Twice each year, St. Monica School has “Rice Bowl Day.” Instead of the normal hot lunch, children are served a simple meal of rice, bread and water and students donate the money they would have paid for hot lunch to Catholic Relief Services. On the way to school, I was explaining the day to Jamie, our five-year-old, and she was having trouble understanding that some people did not have enough to eat.
“In some places in the world, a child might only get one bowl of rice to eat each day,” I said.
“Why? Why don’t they have a refrigerator with lots of food?”
“Because their parents don’t make a lot of money and they can’t afford a refrigerator or electricity,” I said. “All they can afford is a little rice.”
“But we have a refrigerator.”
“And a lot of rice. We should give our rice to them.”
I agreed and told Jamie we were also donating some money to help buy rice. I dropped her off at school and she left the minivan satisfied, thinking probably that the problem was solved. As I drove off, I couldn’t help but reflect on the instinctive sense of justice that children have—we have food; you don’t; we’ll share ours. To Jamie, there was nothing complex about the idea of food distribution. It didn’t occur to her to question whether or not our family had responsibility to feed children we had never met. She recognized that we were accountable for the simple reason that we had food and they did not.
Helping children to move beyond their immediate circle in response to Jesus’ command to “love your neighbor,” requires parents to lead the way. Our children take our cue in all things—but perhaps most of all in terms of determining how they see themselves in relationship to others. A girl in my son’s class recently told him that she believed poor people were lazy—“If they’d just work harder, like my dad does, they’d have enough money,” she said. “We shouldn’t have to help them.” I very much doubt that this little girl came to her opinion about poor people on her own. Rather, she was either directly instructed by her parents or picked up bits and pieces of enough conversations to draw this conclusion. In either case, I feel sorry for her—sorry that she was robbed of a generosity that comes naturally to children; sorry that she was robbed of a compassionate world view; sorry that she will grow to connect suffering with personal fault.

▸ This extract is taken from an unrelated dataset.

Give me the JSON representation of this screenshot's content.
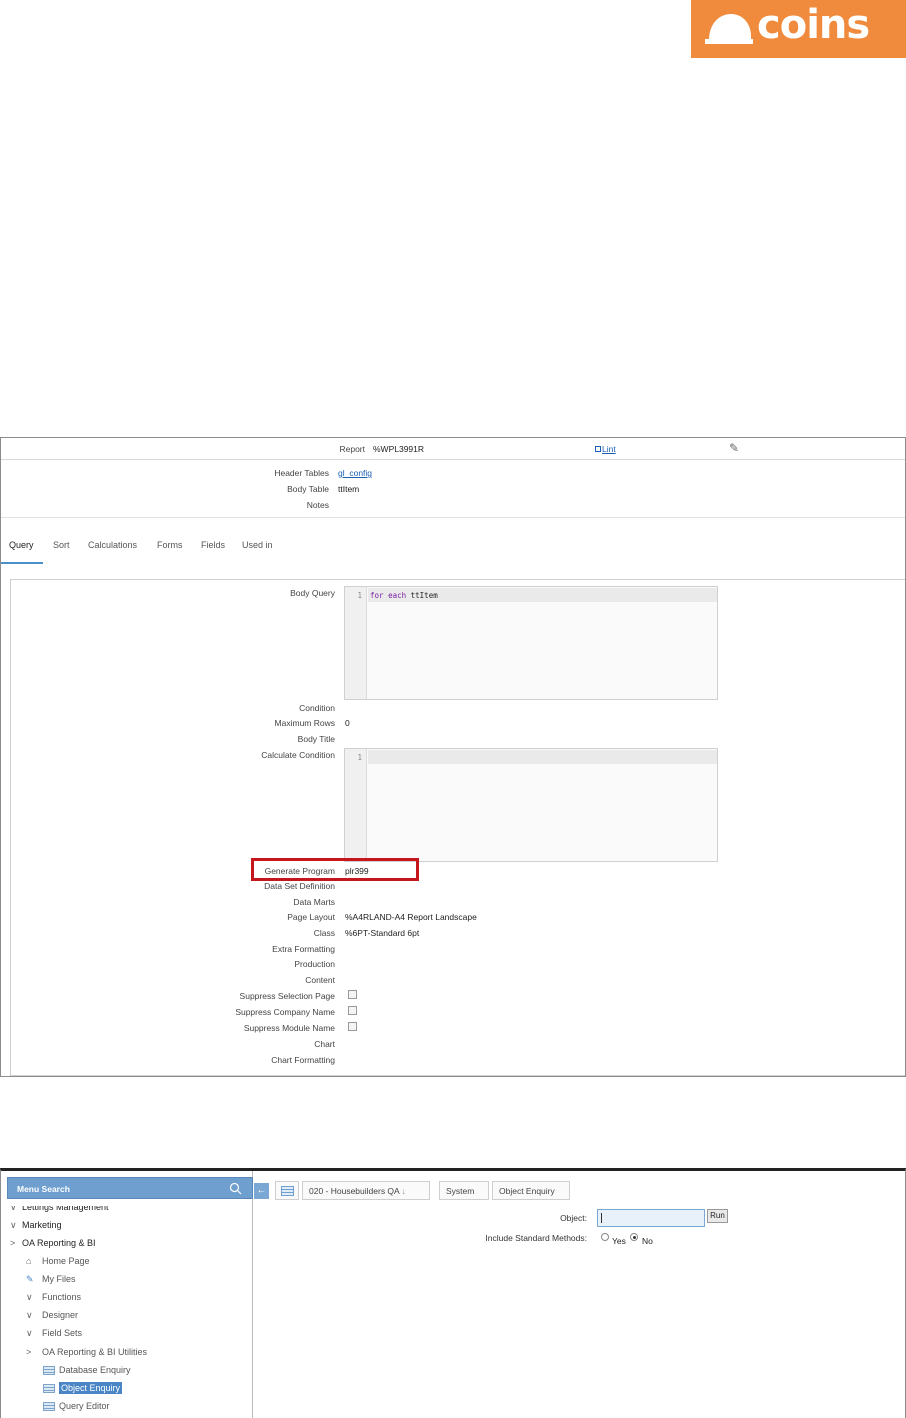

Even among parents who do feel a call to see all people as “neighbor,” however, it can be difficult to stretch children’s vision. For a while, our family was volunteering one Monday a month at the St. Vincent de Paul meal program on the south side. I knew our time there was valuable for our family. The program—filled with people of all ages and races—taught our kids that there is no one “look” to poverty. It taught them about our belief that we have a responsibility to serve. For Bill and me, serving at the program provided a monthly kick in the fanny. It reminded us that we had absolutely nothing to whine about —that as stressful as our life might seem occasionally, our stable jobs, heated home, full pantry and functional family are out of the reach of many. Yet, as much as I appreciated what the meal program was teaching all of us, I am sorry to report that we no longer go regularly. Why? Often, there’s a different reason each Monday—from sports practices to homework to general over-scheduling. And I recognize that whether we like it or not, we are allowing these reasons not to go to St. Vincent de Paul to quietly teach our kids that just about everything else has priority over serving the poor.
But Jamie’s determination that there’s enough rice to go around and my son’s classmate’s dismissal of the needs of the poor have stirred something within me once again. I’m looking at our family’s dry erase calendar with a little more intentionality than I have in the past few months. I have no illusions that our family’s service at St. Vincent de Paul is going to change anything substantial in the lives of those we come into contact with on our Mondays there. Indeed, the best we can hope for is that guests of the program will feel that there are six more people in our city who think it’s important that they get a scoop of stew and a glass of cold milk that evening. The substantive change I’m going for is the one that happens in the hearts of those who serve. Every ladleful of corn given out, every piece of bread buttered, every cup of coffee poured is one more opportunity for my children to consider who they are, what they’ve been given, and what they’re called to do for the greater world. Just as participating in school sports lays the groundwork valuing exercise as an adult, I have to believe this program lays the groundwork for adult choices that could indeed bring about true change. Eventually, the goal is a shorter and shorter line at St. Vincent de Paul and other meal programs around the city. But for the leaders of tomorrow to make this happen, they first need to see the problem as children. One Monday a month. Easier said than done. But we’re going to try again.